It was great to have Bill on the showcase stage and we hope to have him back soon.  Until then, you can hear some of Bills music at www.myspace.com/billwellons.

At the request of Bill Wellons and Norman Roscher, time was set aside for special tributes to Cham Laughlin, VOCAL’s founder, who passed away January 5, 2009.  Cham was a great inspiration and source of support for many songwriters and performers in Virginia.  VOCAL took time to honor Cham with a few songs.

First to pay tribute to Cham was Darryl Ellyson with his song ‘The Final Hour’ a very moving song about contemplating the end of life www.myspace.com/darrylellysonbluelightdistrict.  Next, Eddy Kitchen performed ‘This Beer’s on Me’ which is a light-hearted country style song featuring Larry Cody on lead guitar.  Eddy’s song was somewhat the reason for Cham and Eddy first working together.  Norman Roscher gave the final tribute with ‘If I Should Ever Get to Heaven’.  We thank Bill and Norman for remembering Cham by setting aside this time and thanks to each performer for taking time to honor our founder.
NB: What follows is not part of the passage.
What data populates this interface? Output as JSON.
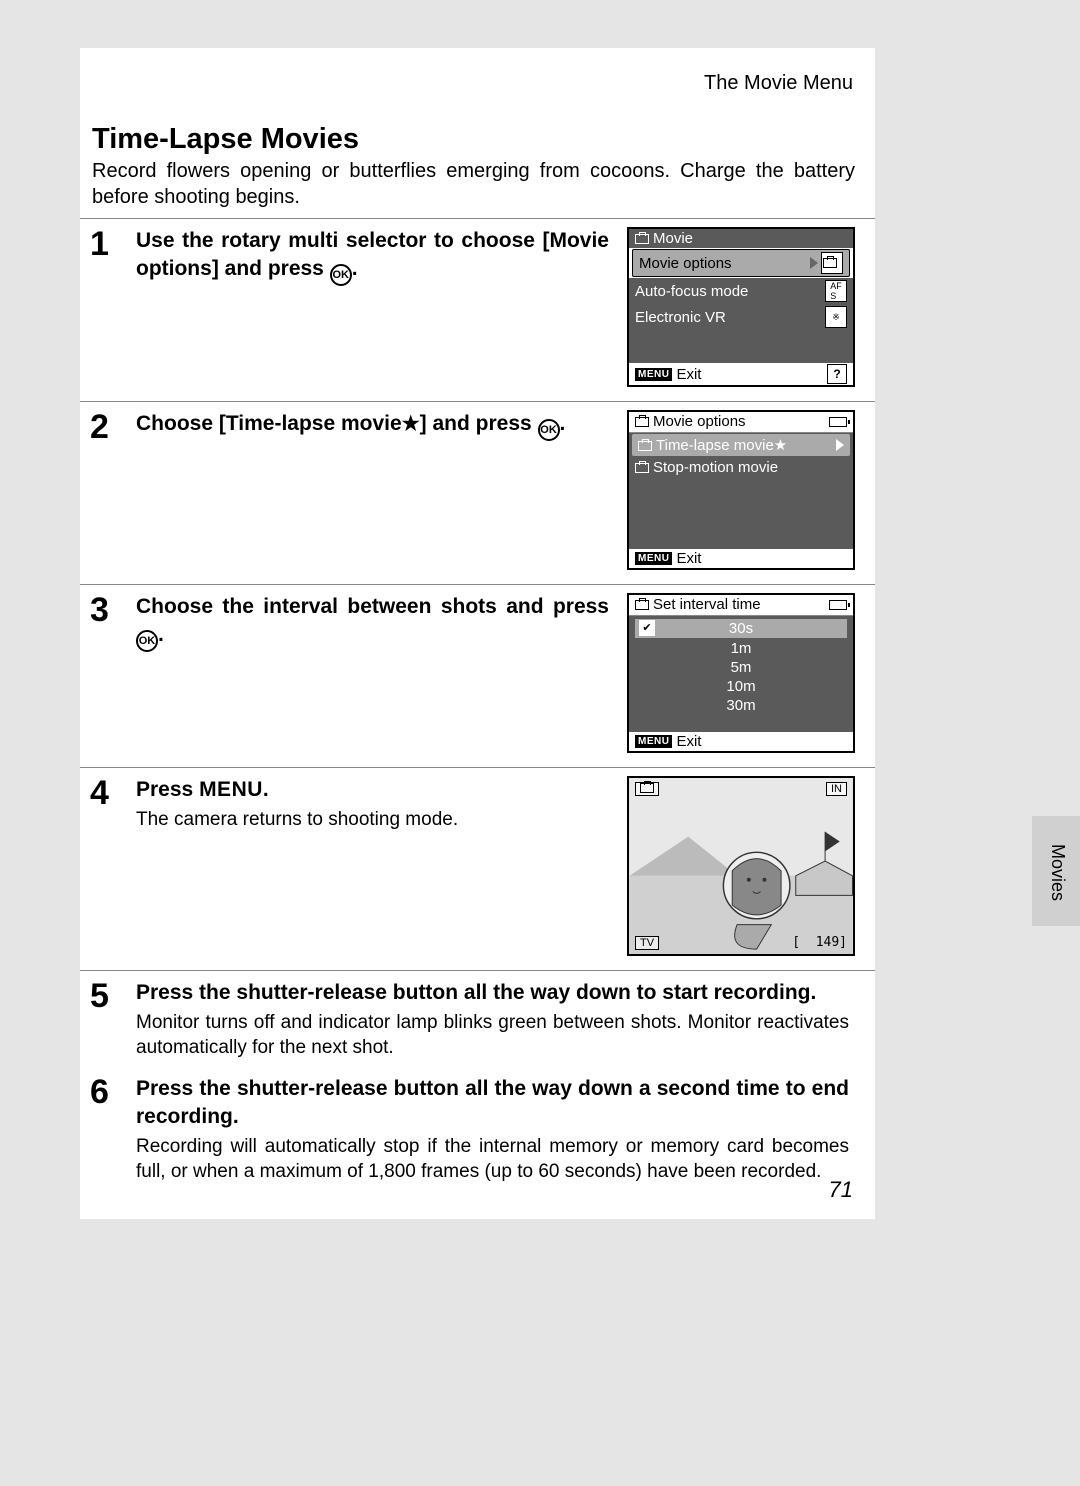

For the closing set of the evening, Norman Roscher took to the stage with family and friends in the formation of ‘Norman and the Clackwells’ to bring his unique, imaginative music to life.  The first song was the reminiscent, fun song ‘I Don’t Play Doctor Anymore’.  Keeping the fun alive, the act moved on to the song ‘Fat Alice’.  The Clackwell portion of the band was made up of Evan Esch on upright bass, Eliza Brill (Evan’s spouse) on backup vocals and washboard rhythms, and Norman’s daughter Deanna Lorriani on vocals.  The Clackwells rounded out Norman’s live sound nicely!  Another special guest, Charlotte Roscher joined the group with backing vocals for ‘So Long Baby Goodbye’.

So much of Norman’s music has lively rhythms and catchy words that make you want to sing along.   Norman included some of his lively material in the closing portion of the program, which included ‘Kazooka’, ‘Burn Baby Dynamo’ and ‘I Don’t Want to Grow Up’ for the Peter Pan’s in the audience.  Catch Norman on the web at www.myspace.com/normalnormannortledorfband .

I can’t give enough thanks to Norman, Bill and my cousin Kenneth Sebera for making themselves available to help out on the showcase as I recovered from a back injury.  They showed up early to make sure the showcase was ready to roll and helped me pack up as well.  It was truly a group effort this month!

VOCAL’s thanks goes to all of our performers and to the showcase crowd who supports our wonderful artists.  Thanks to Larry Cody for making the table tent cards to announce the performers, thanks to Matthew Costello for web support and John Ellis for sound services.  Until next month, be sure to support other live, original music events!